The bigger the market, the bigger a company needs to be to service that market. In a merger, two or more companies of equal status join forces legally; in an acquisition one company is taken over by another, not seldom bigger, competitor. The latter usually takes the form of a shares transaction. A so-called asset deal or assets/liabilities transaction is also possible, but that usually has the (negative) effect for the selling party that it will be taxed and left sitting on an empty company. Anyone considering a merger has to deal with a large number of issues of a legal nature: the statutory rulings on the structure of the annual financial statements, audit law, the Works Councils Act (WOR), the structuring regulations, SER code of conduct for mergers and, of course, the statutory rules on mergers (Book 2 Dutch Civil Code). Complications can come up, for example whenever the bylaws contain a blocking rule, or when control mainly remains with priority shareholders.
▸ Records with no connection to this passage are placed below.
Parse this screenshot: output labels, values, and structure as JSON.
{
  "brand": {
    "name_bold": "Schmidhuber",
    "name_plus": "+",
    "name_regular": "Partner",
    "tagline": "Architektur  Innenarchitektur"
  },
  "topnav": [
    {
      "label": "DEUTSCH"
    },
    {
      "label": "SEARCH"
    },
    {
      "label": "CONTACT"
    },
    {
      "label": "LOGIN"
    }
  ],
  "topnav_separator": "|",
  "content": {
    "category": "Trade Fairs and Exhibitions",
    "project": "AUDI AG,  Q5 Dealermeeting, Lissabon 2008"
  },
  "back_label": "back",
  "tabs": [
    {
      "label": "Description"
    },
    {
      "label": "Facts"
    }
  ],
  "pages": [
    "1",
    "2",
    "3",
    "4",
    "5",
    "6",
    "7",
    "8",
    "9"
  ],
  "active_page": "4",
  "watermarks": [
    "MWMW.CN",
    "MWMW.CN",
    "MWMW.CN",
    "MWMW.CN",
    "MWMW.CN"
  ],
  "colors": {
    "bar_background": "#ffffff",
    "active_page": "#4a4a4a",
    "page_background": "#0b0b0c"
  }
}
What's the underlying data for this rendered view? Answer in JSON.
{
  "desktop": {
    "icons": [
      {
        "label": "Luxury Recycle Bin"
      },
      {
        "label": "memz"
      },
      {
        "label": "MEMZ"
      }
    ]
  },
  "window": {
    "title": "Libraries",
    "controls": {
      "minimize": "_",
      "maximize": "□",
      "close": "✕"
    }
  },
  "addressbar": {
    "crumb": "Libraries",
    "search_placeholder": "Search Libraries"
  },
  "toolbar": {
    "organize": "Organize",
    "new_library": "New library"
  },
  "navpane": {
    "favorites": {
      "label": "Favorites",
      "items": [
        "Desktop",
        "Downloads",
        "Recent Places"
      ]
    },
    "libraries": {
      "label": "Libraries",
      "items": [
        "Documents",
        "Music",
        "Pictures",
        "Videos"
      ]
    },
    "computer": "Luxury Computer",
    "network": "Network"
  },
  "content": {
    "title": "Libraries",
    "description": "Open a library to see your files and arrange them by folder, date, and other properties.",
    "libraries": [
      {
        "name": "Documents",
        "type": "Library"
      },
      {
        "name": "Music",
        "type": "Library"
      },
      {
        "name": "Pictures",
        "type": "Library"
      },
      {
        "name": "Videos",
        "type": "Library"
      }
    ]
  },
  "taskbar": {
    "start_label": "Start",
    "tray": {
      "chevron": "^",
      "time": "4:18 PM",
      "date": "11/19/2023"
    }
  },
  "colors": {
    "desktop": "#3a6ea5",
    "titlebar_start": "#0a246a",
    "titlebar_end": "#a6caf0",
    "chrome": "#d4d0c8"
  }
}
To arrive at a merger, an extensive series of steps need to be carefully taken, varying from own (desk) research, Letter of Intent (LOI), due diligence to closing. Van Eeckhoutte gives advice and accompanies the various phases of the mergers & acquisitions process. In that context, it also acts as a negotiator for the selling or buying party. For such deals Van Eeckhoutte is insured up to a maximum amount of one million Euros.